Items from an interface collection

# # # # # # #

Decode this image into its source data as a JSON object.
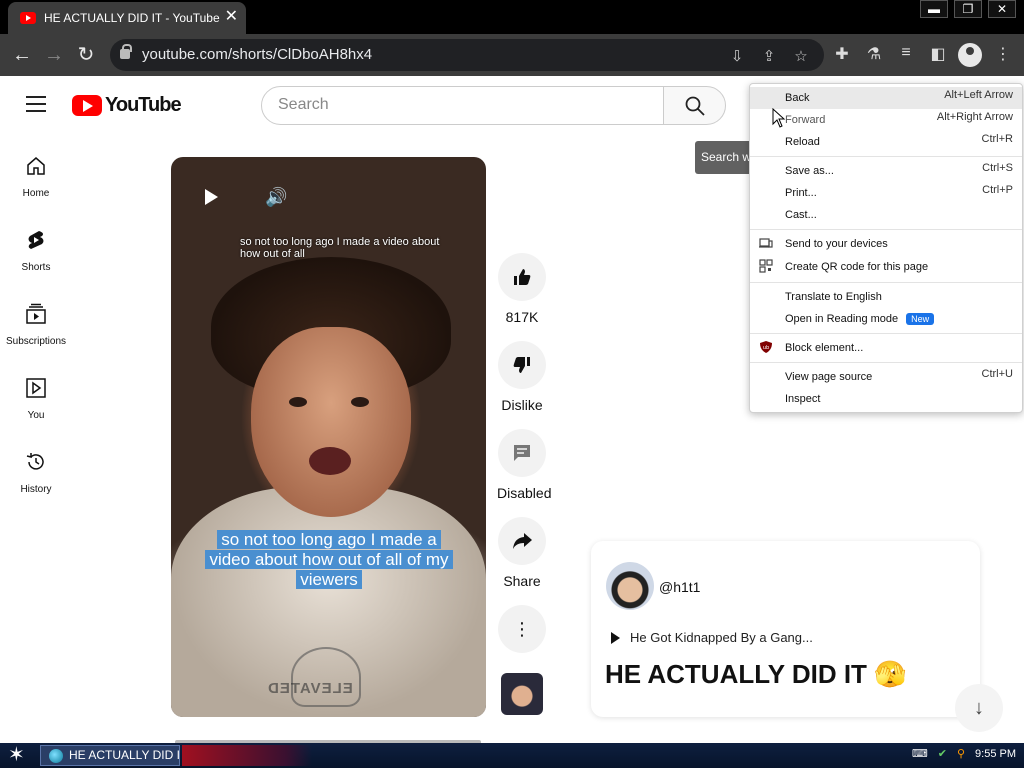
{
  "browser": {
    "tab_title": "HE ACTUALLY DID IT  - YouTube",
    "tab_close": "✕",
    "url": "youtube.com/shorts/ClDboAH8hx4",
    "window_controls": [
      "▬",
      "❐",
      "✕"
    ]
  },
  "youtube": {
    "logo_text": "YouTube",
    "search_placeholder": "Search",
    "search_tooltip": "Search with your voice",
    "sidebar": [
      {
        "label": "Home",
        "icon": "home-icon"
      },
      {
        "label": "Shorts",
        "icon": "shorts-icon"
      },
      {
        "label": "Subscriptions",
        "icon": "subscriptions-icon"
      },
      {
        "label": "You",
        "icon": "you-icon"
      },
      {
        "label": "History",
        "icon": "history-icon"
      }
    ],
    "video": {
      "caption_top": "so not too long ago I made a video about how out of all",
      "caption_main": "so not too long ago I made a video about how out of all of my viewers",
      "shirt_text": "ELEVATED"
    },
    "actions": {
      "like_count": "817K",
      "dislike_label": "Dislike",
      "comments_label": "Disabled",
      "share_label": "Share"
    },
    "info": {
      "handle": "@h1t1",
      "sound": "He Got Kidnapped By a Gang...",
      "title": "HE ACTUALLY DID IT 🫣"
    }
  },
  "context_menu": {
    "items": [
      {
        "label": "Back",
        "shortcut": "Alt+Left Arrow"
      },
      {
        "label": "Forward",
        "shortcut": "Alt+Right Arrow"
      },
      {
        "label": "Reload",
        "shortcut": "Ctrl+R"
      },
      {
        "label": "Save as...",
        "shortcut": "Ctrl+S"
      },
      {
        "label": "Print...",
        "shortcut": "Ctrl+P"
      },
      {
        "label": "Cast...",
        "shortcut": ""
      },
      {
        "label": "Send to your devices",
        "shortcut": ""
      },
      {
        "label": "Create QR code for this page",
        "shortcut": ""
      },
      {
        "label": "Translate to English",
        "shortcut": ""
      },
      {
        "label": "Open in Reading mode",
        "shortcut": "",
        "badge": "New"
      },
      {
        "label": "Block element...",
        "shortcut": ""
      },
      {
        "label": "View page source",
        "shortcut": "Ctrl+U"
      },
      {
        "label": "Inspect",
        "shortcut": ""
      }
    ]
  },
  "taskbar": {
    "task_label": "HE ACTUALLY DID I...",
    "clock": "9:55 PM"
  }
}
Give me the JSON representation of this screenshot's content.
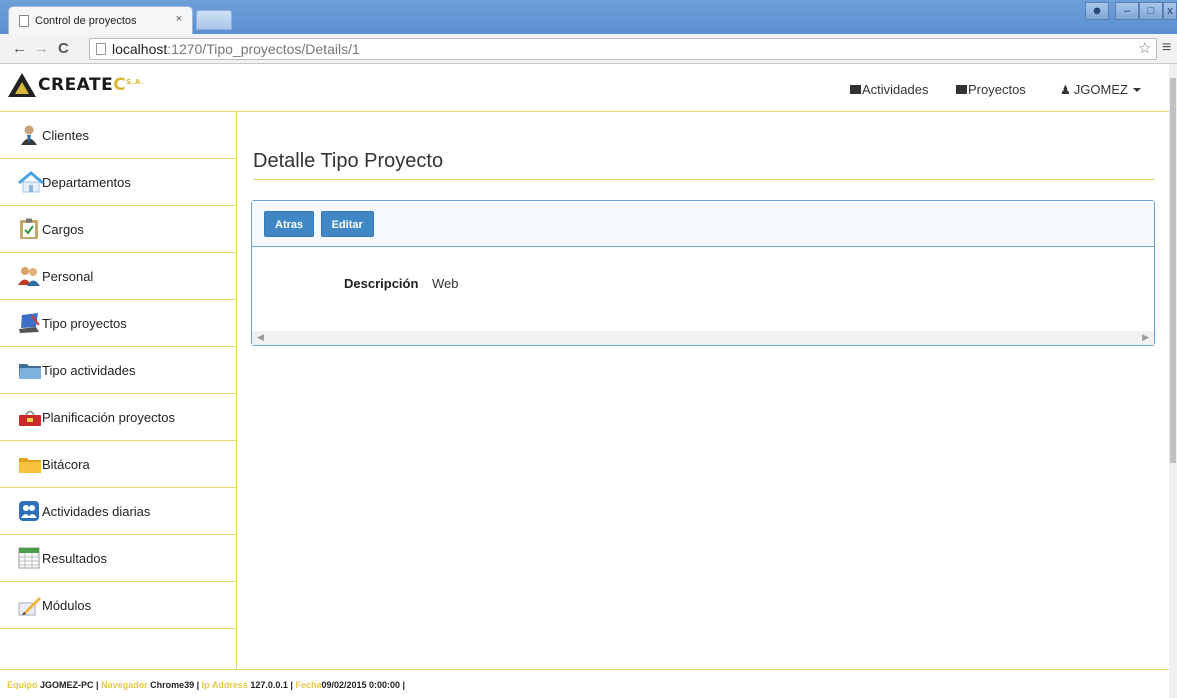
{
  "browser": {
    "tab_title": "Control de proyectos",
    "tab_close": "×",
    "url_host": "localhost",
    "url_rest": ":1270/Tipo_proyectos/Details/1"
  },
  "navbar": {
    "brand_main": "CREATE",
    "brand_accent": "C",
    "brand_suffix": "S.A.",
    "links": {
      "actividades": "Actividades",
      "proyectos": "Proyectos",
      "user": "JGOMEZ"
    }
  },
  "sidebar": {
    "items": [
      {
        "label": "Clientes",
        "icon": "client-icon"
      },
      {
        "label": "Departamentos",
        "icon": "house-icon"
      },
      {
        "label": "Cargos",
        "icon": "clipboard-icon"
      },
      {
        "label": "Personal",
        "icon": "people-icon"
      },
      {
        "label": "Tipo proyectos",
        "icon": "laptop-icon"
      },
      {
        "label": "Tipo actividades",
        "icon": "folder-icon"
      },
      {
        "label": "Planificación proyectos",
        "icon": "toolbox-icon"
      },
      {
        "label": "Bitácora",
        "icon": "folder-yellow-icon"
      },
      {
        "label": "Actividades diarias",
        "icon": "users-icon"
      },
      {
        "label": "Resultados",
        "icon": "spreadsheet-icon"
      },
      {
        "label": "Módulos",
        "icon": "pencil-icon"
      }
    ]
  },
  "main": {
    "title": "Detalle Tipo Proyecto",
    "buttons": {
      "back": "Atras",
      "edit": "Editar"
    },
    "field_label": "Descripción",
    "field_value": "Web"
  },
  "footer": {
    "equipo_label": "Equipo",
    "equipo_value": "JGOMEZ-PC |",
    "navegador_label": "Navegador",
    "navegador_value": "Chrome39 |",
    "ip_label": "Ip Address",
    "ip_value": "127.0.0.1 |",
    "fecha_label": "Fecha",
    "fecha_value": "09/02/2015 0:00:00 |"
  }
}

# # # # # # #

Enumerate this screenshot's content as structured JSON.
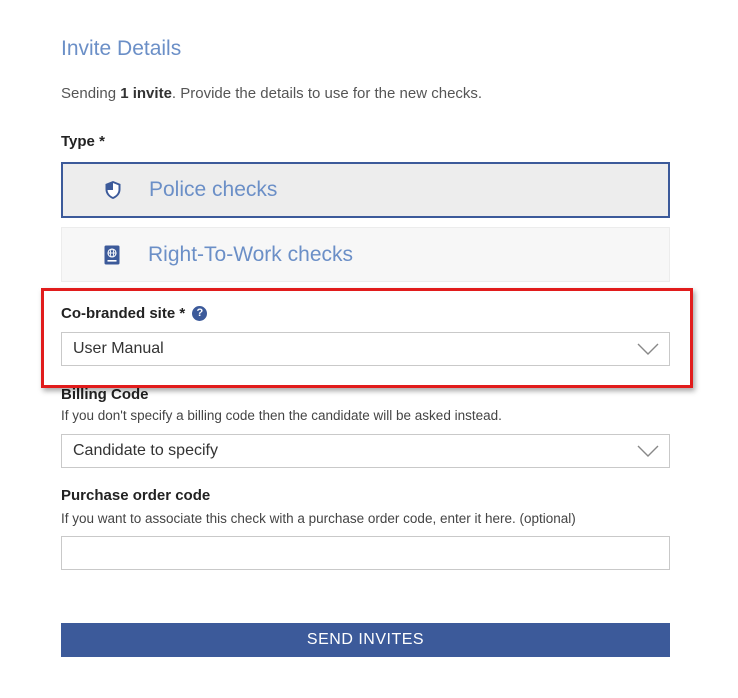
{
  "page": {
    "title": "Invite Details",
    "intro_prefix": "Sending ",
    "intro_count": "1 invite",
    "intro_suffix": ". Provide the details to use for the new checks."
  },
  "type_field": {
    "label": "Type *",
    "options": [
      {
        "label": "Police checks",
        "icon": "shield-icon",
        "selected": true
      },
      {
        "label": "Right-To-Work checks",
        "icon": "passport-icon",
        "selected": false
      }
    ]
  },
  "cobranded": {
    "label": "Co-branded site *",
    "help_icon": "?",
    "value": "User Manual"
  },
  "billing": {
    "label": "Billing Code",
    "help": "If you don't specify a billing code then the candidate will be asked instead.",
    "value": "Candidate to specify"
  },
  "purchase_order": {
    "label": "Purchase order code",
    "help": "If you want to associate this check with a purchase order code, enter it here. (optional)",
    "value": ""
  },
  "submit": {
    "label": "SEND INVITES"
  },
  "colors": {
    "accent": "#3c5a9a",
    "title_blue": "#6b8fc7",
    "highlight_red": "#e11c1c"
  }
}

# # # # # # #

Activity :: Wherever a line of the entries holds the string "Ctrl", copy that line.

Solved problem ::
        "shortcut": "Ctrl+R"
        "shortcut": "Ctrl+S"
        "shortcut": "Ctrl+P"
        "shortcut": "Ctrl+U"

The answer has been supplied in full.